From your perspective, what will happen if you fall short on resources and the schedule slips? What if you encounter substandard quality issues? What if you go over budget?
From your customer’s perspective, what if they are late in providing their deliverables? What if they are not able to provide payment on time?
How will you approach resolution when you don’t agree on entitlement or value for a change in scope? Too many times, I have heard, “this project will not have any change.” I honestly can’t recall a time when this has happened.
Start with an acknowledgment that there will be situations where conflicts will arise.
Acknowledge that each of you must look after your respective organizations then take out the contract and work your way through it together. It is your set of ground rules. Get a mutual understanding of your respective deliverables, the obligations for notice, and of the process for conflict resolution. Acknowledge that you will likely encounter one of these scenarios and that when each person is fulfilling their contractual obligation, it is not a personal affront. Talk about who needs to be kept in the communication loop for various situations.
When the going gets tough, you will have established an agreed approach on how to navigate the situation. And remember, when you do get there, listen first. Resist the temptation to defend, deflect, or go on the offensive. Give your counterpart the respect to fully explain and confirm that you clearly understand their position. Understanding does not imply agreement.
I am confident that you will have great success with having difficult conversations at the outset of a project before things get difficult. Please give it a try. There is nothing to lose. If the discussion is not well received, you will know what you are dealing with right from the start.
Paul brings over thirty years of experience and a proven track record of profitable growth results in the construction industry to our team. His experience includes executive leadership, corporate strategy development, board governance, business development, contracts development and negotiation, and project management.
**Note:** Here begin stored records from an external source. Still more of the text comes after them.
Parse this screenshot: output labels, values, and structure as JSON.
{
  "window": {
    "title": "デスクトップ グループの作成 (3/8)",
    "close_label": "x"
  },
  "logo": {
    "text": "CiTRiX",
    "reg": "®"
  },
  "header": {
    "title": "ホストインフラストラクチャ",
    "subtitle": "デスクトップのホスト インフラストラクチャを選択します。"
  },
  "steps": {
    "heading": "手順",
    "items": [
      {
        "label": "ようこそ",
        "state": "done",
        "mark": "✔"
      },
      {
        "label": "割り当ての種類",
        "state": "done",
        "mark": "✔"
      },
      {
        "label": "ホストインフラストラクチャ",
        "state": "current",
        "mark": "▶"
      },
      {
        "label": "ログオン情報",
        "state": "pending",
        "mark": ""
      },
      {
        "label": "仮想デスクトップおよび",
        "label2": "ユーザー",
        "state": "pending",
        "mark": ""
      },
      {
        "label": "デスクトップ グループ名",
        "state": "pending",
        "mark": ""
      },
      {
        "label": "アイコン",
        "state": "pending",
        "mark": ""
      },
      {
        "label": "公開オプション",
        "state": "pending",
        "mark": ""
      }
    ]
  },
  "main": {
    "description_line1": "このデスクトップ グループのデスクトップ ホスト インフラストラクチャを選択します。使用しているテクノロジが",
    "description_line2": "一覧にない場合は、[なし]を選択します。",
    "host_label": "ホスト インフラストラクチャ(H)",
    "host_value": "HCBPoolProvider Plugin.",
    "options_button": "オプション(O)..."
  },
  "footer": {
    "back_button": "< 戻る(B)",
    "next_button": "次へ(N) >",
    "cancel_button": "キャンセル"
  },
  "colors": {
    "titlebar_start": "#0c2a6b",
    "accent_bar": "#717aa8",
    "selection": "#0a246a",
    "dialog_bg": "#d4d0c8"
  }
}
Paul holds a Bachelor of Science in Civil Engineering from the University of Alberta, is a CCA – Gold Seal Certified Project Manager, a Certified Executive Coach, and a CSIA level 2 ski instructor. He has served on numerous community and industry boards of directors, associations, and technical committees, including leadership roles.